*** Data extracts ***

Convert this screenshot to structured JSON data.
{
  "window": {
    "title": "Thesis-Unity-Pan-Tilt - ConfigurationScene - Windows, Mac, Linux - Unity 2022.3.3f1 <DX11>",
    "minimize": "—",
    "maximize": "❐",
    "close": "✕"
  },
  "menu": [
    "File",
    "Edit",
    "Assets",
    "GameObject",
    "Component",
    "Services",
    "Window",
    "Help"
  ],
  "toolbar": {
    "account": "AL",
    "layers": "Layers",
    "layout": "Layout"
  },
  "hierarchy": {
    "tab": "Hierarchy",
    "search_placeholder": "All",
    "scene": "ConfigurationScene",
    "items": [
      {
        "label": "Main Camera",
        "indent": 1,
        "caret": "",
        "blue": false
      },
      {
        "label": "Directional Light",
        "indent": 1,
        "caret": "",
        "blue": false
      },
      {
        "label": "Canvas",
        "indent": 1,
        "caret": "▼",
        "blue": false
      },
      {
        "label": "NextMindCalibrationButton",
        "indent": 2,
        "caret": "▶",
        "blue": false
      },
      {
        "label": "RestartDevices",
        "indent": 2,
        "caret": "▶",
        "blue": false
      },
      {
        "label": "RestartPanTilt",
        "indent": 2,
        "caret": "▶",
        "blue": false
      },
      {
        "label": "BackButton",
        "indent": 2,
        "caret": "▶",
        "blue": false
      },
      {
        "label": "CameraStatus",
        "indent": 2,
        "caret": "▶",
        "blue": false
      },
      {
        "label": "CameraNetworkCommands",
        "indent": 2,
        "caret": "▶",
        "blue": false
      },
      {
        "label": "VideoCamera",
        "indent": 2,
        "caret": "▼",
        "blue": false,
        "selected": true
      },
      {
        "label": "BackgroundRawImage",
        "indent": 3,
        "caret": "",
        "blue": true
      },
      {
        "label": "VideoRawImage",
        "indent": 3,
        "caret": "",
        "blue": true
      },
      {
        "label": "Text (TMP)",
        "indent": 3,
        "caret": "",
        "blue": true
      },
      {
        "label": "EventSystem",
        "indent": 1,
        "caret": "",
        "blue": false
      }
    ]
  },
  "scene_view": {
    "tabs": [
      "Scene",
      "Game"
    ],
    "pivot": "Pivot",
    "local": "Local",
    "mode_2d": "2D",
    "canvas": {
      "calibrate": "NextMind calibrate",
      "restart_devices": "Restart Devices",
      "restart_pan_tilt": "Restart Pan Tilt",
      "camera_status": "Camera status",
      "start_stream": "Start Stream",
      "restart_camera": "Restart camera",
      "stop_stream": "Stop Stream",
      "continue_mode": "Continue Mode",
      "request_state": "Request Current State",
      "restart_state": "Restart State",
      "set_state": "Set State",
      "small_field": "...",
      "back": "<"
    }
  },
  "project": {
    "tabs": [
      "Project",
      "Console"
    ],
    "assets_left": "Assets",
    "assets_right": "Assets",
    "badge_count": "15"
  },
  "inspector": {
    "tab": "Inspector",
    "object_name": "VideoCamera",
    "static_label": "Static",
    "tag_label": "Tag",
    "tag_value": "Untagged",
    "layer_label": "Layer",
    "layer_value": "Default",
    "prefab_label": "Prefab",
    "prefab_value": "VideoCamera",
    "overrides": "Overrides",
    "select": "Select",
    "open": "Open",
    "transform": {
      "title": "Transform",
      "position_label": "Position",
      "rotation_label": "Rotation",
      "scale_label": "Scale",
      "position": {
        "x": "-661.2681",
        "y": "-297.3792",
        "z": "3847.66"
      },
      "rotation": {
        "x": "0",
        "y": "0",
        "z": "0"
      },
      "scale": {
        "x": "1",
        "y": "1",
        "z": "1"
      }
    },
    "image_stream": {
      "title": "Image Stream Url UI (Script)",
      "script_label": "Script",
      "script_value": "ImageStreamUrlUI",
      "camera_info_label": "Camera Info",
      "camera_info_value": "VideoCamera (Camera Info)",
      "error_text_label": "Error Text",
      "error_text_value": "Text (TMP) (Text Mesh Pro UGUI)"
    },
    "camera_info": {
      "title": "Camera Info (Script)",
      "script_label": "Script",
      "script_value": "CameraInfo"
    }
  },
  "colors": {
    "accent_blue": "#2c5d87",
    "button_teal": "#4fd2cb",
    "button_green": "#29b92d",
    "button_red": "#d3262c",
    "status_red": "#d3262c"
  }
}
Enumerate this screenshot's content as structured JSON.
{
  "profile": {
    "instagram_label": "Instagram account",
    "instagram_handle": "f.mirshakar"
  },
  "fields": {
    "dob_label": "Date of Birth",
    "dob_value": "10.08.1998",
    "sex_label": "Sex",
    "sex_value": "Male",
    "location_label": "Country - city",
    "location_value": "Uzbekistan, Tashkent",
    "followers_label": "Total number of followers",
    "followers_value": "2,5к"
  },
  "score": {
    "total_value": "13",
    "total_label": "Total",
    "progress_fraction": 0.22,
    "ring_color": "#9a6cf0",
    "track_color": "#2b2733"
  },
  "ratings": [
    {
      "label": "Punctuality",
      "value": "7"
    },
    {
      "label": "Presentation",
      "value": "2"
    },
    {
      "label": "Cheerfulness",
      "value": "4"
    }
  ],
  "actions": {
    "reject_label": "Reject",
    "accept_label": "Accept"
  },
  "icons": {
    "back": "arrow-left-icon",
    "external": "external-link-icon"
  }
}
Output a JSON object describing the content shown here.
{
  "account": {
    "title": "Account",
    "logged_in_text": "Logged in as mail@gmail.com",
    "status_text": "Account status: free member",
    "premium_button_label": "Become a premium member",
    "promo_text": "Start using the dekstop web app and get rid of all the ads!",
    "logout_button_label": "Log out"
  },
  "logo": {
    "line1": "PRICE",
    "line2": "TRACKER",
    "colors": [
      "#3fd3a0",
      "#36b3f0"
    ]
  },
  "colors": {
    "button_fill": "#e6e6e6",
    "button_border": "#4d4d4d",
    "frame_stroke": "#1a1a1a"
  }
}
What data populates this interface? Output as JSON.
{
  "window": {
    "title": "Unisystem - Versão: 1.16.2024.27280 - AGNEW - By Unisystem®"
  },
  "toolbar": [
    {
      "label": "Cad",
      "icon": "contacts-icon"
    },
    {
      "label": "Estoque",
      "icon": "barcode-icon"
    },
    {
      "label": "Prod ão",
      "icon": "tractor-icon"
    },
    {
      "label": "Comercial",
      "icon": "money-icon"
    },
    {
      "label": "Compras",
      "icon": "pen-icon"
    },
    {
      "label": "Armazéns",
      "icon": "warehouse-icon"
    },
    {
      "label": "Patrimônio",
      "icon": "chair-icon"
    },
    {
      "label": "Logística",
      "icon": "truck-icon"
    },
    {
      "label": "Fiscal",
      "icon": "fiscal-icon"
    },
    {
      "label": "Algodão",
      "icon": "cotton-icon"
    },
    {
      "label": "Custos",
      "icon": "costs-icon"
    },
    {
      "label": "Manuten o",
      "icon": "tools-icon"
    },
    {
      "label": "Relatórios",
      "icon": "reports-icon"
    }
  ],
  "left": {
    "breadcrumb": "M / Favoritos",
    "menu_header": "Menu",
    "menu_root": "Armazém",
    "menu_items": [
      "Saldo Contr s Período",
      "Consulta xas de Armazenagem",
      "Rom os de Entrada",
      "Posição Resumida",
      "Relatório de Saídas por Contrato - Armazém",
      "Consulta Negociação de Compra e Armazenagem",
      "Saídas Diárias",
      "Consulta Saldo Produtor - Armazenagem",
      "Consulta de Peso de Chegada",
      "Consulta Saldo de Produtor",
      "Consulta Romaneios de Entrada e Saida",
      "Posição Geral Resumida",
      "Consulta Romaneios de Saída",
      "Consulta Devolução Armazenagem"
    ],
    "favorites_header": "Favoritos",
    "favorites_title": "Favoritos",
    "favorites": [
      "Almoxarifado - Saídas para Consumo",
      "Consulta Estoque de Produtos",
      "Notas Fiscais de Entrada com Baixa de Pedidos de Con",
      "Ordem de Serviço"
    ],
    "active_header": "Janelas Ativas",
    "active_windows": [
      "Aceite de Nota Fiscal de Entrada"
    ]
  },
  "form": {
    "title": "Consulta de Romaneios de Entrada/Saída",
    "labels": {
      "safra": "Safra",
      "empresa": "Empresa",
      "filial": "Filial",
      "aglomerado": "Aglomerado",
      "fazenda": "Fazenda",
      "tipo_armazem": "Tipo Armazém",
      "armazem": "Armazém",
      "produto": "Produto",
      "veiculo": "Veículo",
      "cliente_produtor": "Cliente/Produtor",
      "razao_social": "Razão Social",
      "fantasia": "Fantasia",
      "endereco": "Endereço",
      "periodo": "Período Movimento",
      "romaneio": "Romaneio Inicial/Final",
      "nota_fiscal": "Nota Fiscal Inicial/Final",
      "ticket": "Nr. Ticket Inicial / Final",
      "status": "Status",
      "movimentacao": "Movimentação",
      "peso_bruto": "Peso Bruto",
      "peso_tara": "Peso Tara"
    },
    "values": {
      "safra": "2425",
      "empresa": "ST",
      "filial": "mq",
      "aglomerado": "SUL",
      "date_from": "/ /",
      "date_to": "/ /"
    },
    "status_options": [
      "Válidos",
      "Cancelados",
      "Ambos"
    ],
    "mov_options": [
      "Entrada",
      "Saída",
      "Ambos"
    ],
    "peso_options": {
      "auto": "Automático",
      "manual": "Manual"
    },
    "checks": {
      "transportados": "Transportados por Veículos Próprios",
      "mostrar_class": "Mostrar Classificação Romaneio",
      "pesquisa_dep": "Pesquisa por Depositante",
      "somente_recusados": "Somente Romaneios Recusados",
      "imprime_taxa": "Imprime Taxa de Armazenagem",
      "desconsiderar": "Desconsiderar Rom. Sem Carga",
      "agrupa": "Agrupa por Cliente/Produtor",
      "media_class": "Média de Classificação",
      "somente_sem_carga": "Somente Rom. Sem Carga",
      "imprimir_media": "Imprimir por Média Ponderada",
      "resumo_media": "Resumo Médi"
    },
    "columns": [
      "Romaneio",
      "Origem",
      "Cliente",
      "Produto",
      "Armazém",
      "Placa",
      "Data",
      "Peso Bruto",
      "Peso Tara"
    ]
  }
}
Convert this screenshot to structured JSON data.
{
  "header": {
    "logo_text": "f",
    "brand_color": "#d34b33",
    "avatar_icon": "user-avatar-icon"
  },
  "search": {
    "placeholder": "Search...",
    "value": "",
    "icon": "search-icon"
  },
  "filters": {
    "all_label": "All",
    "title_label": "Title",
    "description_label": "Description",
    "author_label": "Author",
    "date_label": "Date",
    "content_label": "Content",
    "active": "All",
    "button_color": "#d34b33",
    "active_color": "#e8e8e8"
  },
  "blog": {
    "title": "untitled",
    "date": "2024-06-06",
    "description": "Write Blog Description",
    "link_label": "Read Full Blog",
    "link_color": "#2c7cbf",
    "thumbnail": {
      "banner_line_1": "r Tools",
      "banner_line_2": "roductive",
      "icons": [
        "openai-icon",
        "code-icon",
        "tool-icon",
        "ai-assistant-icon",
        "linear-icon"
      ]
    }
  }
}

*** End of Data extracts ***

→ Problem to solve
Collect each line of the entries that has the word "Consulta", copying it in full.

→ Reply
      "Consulta xas de Armazenagem",
      "Consulta Negociação de Compra e Armazenagem",
      "Consulta Saldo Produtor - Armazenagem",
      "Consulta de Peso de Chegada",
      "Consulta Saldo de Produtor",
      "Consulta Romaneios de Entrada e Saida",
      "Consulta Romaneios de Saída",
      "Consulta Devolução Armazenagem"
      "Consulta Estoque de Produtos",
    "title": "Consulta de Romaneios de Entrada/Saída",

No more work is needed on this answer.